Exercise instructions:
From the entries that follow, report every line in which "Ratio" occurs.

Supplied information:
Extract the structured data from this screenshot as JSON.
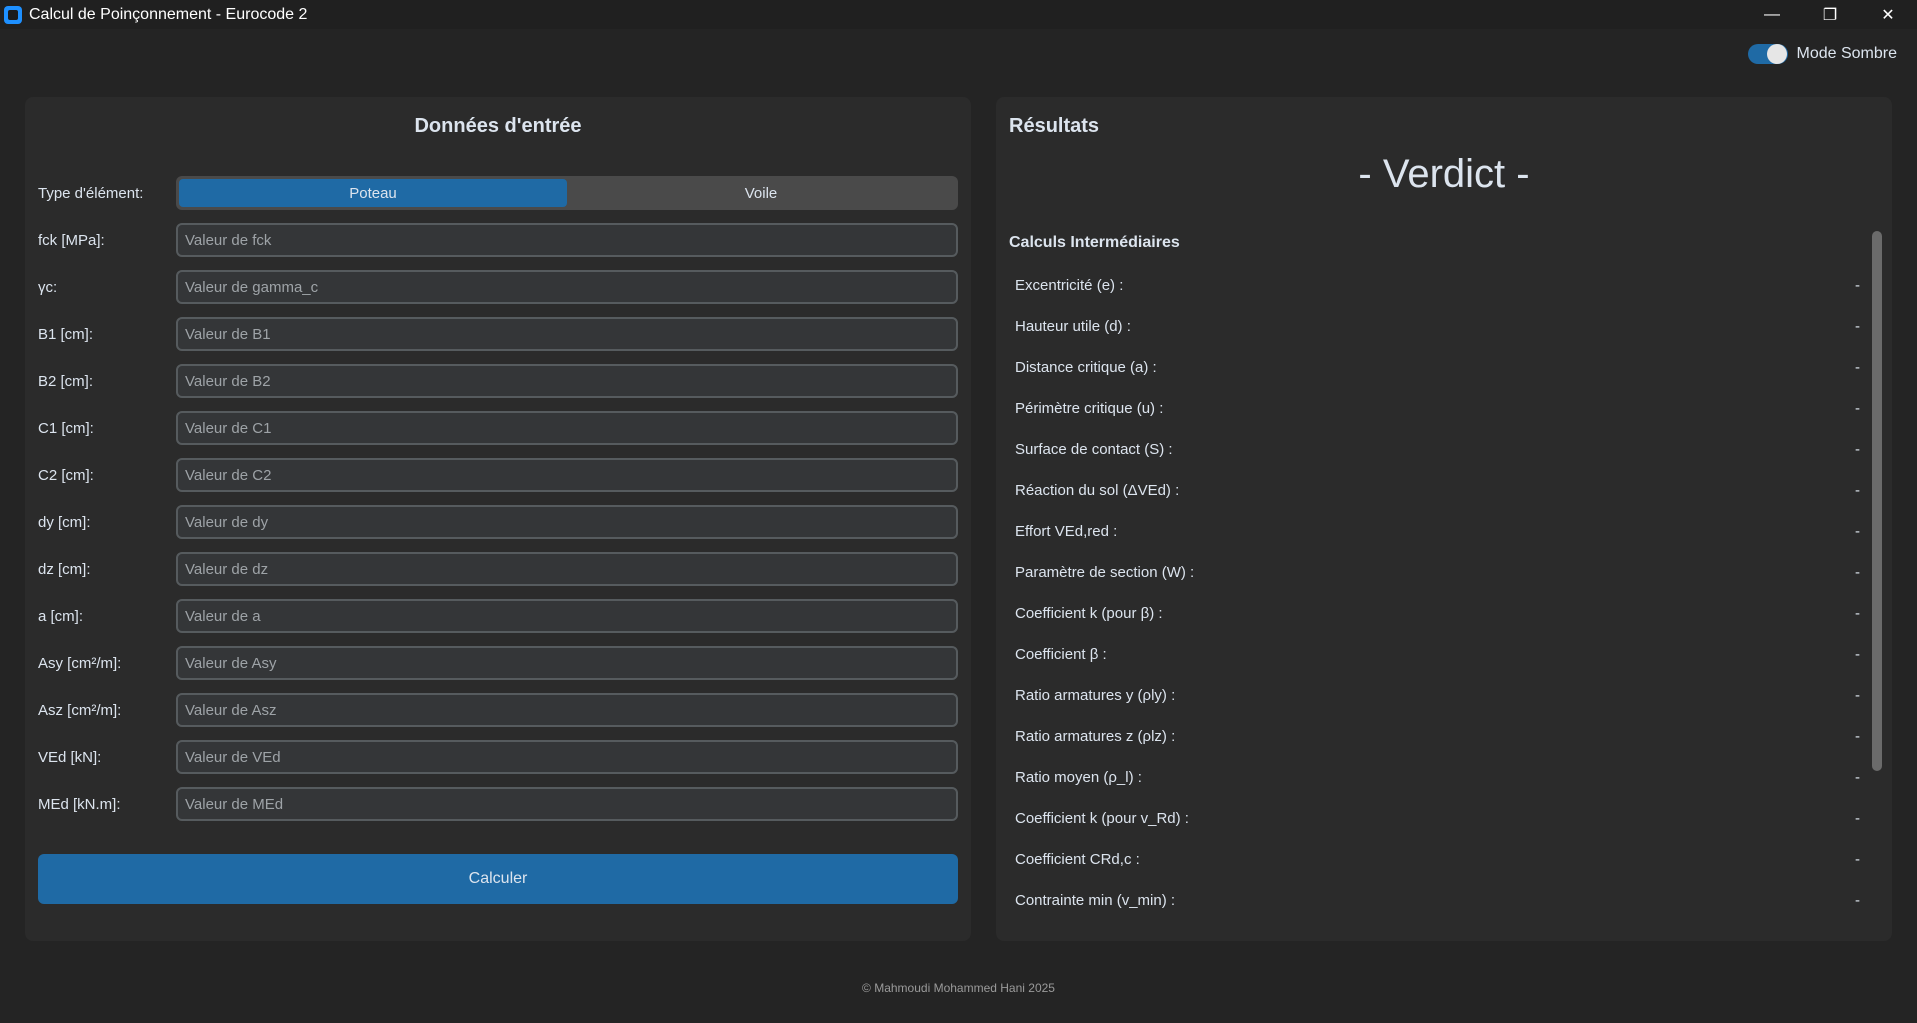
{
  "window": {
    "title": "Calcul de Poinçonnement - Eurocode 2",
    "controls": {
      "minimize": "—",
      "restore": "❐",
      "close": "✕"
    }
  },
  "theme_toggle": {
    "label": "Mode Sombre",
    "on": true
  },
  "input_panel": {
    "title": "Données d'entrée",
    "element_type": {
      "label": "Type d'élément:",
      "options": [
        "Poteau",
        "Voile"
      ],
      "selected": "Poteau"
    },
    "fields": [
      {
        "label": "fck [MPa]:",
        "placeholder": "Valeur de fck"
      },
      {
        "label": "γc:",
        "placeholder": "Valeur de gamma_c"
      },
      {
        "label": "B1 [cm]:",
        "placeholder": "Valeur de B1"
      },
      {
        "label": "B2 [cm]:",
        "placeholder": "Valeur de B2"
      },
      {
        "label": "C1 [cm]:",
        "placeholder": "Valeur de C1"
      },
      {
        "label": "C2 [cm]:",
        "placeholder": "Valeur de C2"
      },
      {
        "label": "dy [cm]:",
        "placeholder": "Valeur de dy"
      },
      {
        "label": "dz [cm]:",
        "placeholder": "Valeur de dz"
      },
      {
        "label": "a [cm]:",
        "placeholder": "Valeur de a"
      },
      {
        "label": "Asy [cm²/m]:",
        "placeholder": "Valeur de Asy"
      },
      {
        "label": "Asz [cm²/m]:",
        "placeholder": "Valeur de Asz"
      },
      {
        "label": "VEd [kN]:",
        "placeholder": "Valeur de VEd"
      },
      {
        "label": "MEd [kN.m]:",
        "placeholder": "Valeur de MEd"
      }
    ],
    "calculate_label": "Calculer"
  },
  "results_panel": {
    "title": "Résultats",
    "verdict": "- Verdict -",
    "section_title": "Calculs Intermédiaires",
    "rows": [
      {
        "label": "Excentricité (e) :",
        "value": "-"
      },
      {
        "label": "Hauteur utile (d) :",
        "value": "-"
      },
      {
        "label": "Distance critique (a) :",
        "value": "-"
      },
      {
        "label": "Périmètre critique (u) :",
        "value": "-"
      },
      {
        "label": "Surface de contact (S) :",
        "value": "-"
      },
      {
        "label": "Réaction du sol (ΔVEd) :",
        "value": "-"
      },
      {
        "label": "Effort VEd,red :",
        "value": "-"
      },
      {
        "label": "Paramètre de section (W) :",
        "value": "-"
      },
      {
        "label": "Coefficient k (pour β) :",
        "value": "-"
      },
      {
        "label": "Coefficient β :",
        "value": "-"
      },
      {
        "label": "Ratio armatures y (ρly) :",
        "value": "-"
      },
      {
        "label": "Ratio armatures z (ρlz) :",
        "value": "-"
      },
      {
        "label": "Ratio moyen (ρ_l) :",
        "value": "-"
      },
      {
        "label": "Coefficient k (pour v_Rd) :",
        "value": "-"
      },
      {
        "label": "Coefficient CRd,c :",
        "value": "-"
      },
      {
        "label": "Contrainte min (v_min) :",
        "value": "-"
      }
    ]
  },
  "footer": "© Mahmoudi Mohammed Hani 2025"
}
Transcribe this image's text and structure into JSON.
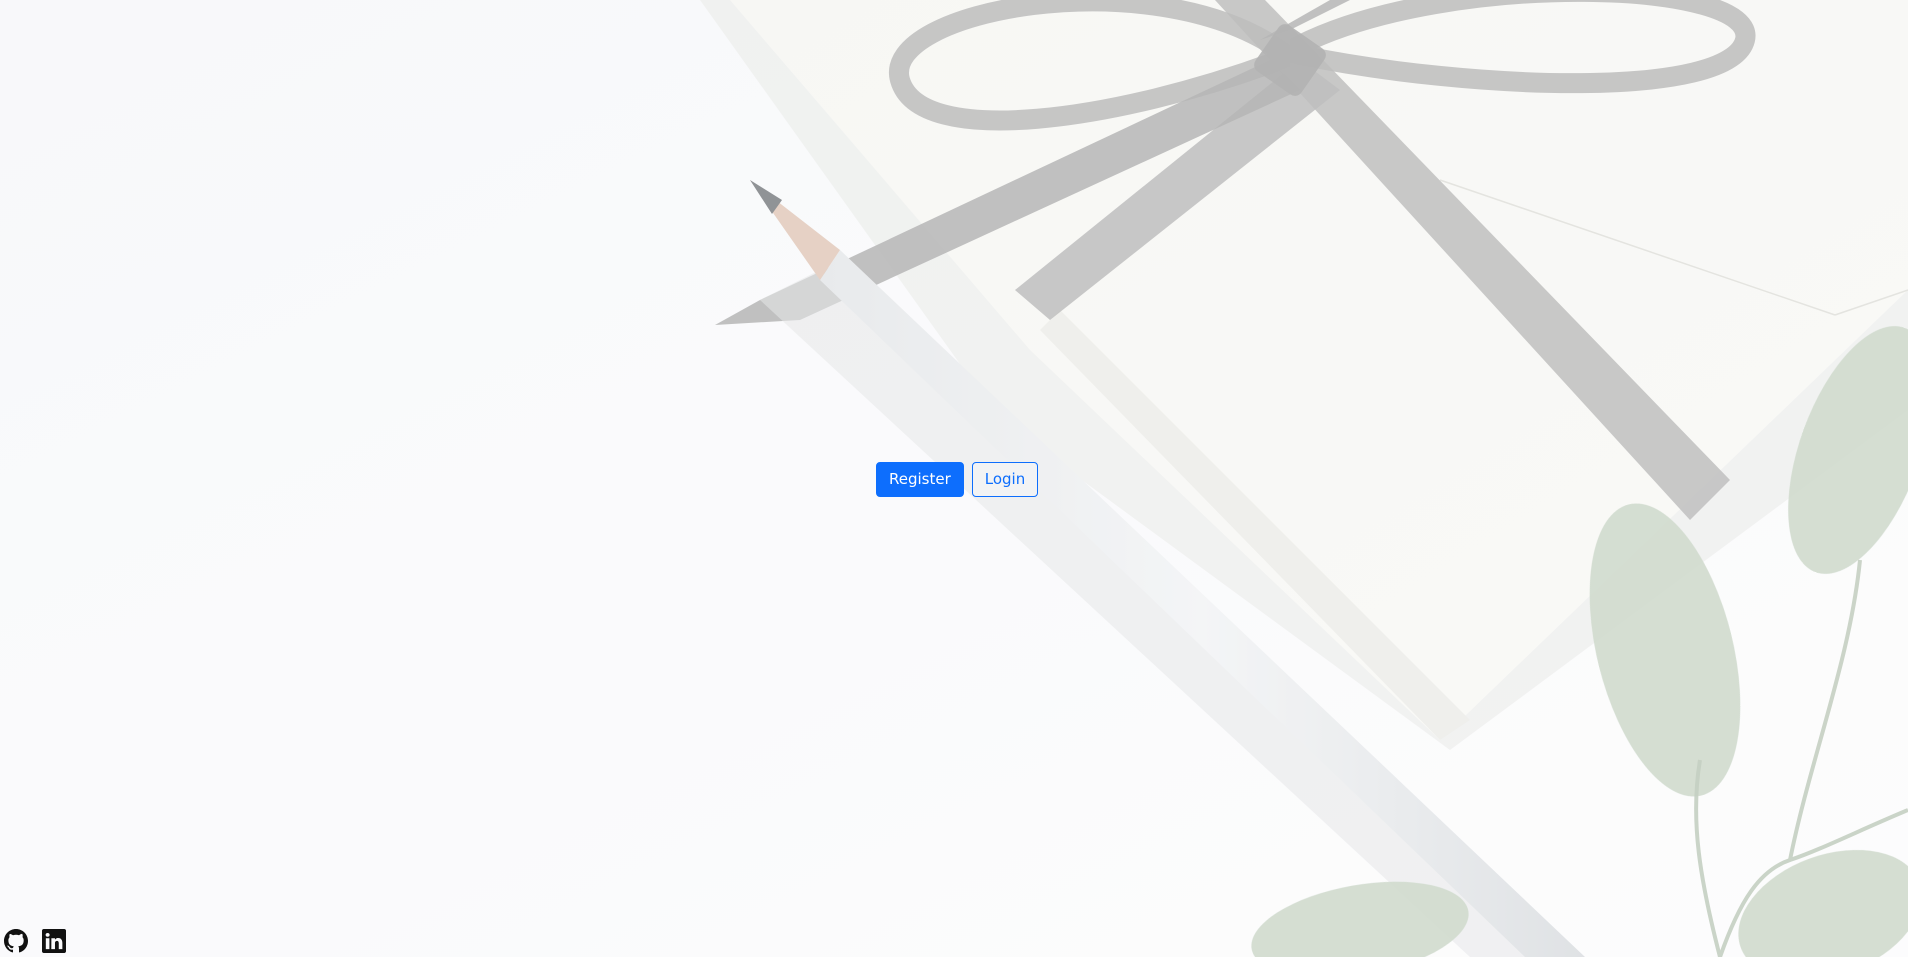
{
  "hero": {
    "background_image": "desk-photo-envelope-ribbon-pencil-eucalyptus",
    "overlay_color": "#ffffff"
  },
  "actions": {
    "register_label": "Register",
    "login_label": "Login",
    "primary_color": "#0d6efd"
  },
  "footer": {
    "social_icons": [
      "github-icon",
      "linkedin-icon"
    ]
  }
}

Response for this exercise:
        "label": "Ratio armatures y (ρly) :",
        "label": "Ratio armatures z (ρlz) :",
        "label": "Ratio moyen (ρ_l) :",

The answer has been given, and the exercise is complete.